### Exercise directions
Please find how many lines of the data contain the string "this", and respond with that number only.

[Web page and app entries]
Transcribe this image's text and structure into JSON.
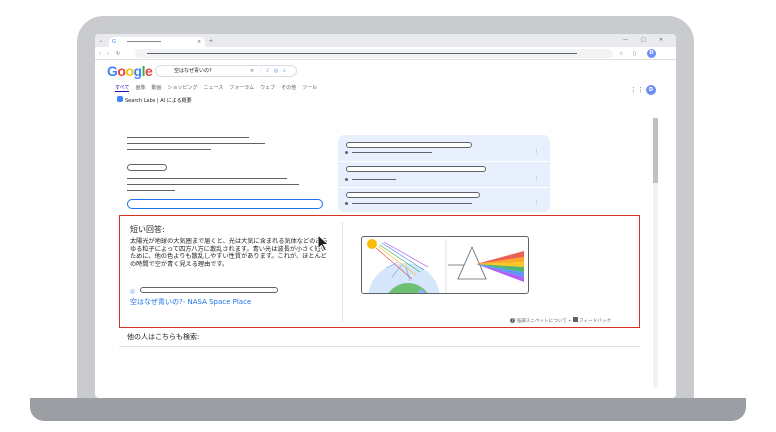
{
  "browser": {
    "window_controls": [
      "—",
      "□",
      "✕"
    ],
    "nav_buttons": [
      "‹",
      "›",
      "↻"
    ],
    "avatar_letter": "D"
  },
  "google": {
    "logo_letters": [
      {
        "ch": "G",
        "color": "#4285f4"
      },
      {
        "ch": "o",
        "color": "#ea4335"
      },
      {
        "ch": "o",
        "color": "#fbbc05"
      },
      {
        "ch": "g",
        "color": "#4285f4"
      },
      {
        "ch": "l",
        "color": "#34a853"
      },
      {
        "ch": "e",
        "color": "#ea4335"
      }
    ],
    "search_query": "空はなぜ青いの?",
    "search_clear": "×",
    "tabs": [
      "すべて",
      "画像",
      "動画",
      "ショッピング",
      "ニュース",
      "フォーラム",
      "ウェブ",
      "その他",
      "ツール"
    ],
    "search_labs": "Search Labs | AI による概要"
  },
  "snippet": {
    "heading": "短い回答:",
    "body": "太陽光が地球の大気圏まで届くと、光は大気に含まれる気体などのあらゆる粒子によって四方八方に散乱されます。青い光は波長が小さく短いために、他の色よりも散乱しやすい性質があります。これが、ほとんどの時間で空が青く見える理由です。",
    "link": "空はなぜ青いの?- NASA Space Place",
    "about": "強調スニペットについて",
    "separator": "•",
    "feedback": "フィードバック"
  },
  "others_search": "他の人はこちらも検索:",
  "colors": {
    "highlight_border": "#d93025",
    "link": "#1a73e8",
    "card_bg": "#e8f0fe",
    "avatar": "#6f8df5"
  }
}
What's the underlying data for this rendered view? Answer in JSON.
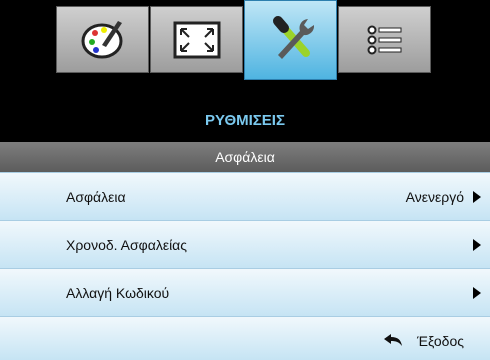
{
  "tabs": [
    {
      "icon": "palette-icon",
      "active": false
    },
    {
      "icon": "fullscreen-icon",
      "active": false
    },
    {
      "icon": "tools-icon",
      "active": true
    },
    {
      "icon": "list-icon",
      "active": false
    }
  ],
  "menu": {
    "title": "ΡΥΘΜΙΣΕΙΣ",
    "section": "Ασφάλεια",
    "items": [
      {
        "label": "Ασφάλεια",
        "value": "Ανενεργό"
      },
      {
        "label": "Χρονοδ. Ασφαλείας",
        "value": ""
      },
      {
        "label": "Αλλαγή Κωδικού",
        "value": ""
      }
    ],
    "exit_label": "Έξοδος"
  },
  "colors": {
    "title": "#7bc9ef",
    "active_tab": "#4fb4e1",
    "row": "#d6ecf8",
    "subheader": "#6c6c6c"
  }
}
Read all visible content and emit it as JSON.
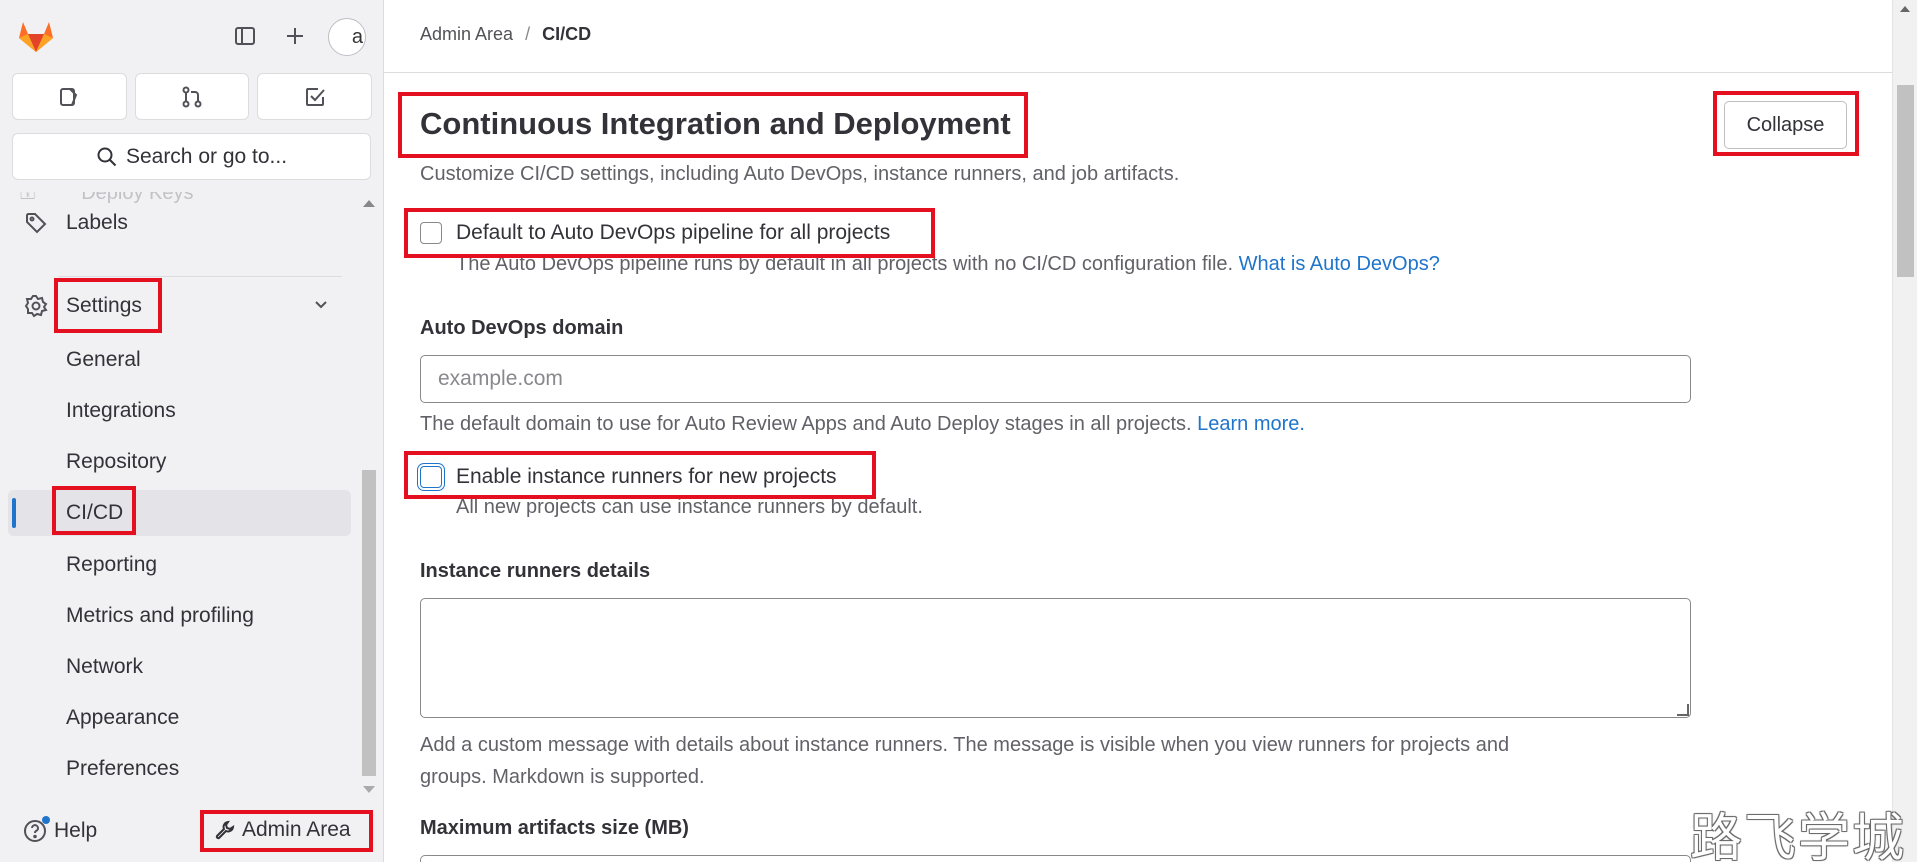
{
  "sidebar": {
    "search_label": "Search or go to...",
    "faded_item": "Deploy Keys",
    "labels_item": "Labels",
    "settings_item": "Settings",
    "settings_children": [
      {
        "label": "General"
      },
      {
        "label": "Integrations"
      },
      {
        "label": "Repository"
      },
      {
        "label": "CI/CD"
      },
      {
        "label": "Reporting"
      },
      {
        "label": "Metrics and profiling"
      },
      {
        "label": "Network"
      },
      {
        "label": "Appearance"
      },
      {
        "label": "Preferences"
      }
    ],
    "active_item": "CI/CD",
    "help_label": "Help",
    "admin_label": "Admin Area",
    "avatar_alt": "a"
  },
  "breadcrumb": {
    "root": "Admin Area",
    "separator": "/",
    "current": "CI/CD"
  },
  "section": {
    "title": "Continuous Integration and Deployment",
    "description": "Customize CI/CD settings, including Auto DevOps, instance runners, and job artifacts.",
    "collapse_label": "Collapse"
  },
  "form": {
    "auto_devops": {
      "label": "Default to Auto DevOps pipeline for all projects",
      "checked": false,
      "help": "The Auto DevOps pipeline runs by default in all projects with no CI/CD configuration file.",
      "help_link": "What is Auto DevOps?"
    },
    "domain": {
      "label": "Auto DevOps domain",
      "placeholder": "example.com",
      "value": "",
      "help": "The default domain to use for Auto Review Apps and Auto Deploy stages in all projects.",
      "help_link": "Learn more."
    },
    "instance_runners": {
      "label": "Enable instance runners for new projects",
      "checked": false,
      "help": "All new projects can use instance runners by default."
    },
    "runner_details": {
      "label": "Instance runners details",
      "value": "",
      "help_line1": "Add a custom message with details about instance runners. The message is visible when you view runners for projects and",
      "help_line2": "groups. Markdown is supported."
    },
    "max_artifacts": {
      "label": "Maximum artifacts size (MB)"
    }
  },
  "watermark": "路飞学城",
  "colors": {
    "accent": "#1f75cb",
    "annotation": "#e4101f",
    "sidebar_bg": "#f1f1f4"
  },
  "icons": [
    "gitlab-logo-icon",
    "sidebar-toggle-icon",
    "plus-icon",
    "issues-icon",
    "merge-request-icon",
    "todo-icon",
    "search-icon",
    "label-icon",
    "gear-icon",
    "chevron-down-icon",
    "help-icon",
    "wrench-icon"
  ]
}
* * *
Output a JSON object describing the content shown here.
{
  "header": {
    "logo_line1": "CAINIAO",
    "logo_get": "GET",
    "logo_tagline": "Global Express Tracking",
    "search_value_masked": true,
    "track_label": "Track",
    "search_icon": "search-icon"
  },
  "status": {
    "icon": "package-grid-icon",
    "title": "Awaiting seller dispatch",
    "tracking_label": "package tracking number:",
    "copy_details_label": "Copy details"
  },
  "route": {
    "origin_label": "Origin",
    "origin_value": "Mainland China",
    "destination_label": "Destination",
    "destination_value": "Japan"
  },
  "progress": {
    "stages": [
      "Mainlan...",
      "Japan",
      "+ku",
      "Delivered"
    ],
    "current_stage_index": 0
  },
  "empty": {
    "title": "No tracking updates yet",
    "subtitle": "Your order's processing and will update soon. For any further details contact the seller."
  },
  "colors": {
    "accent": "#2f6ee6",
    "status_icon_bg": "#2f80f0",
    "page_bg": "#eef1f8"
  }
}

### Task answer
2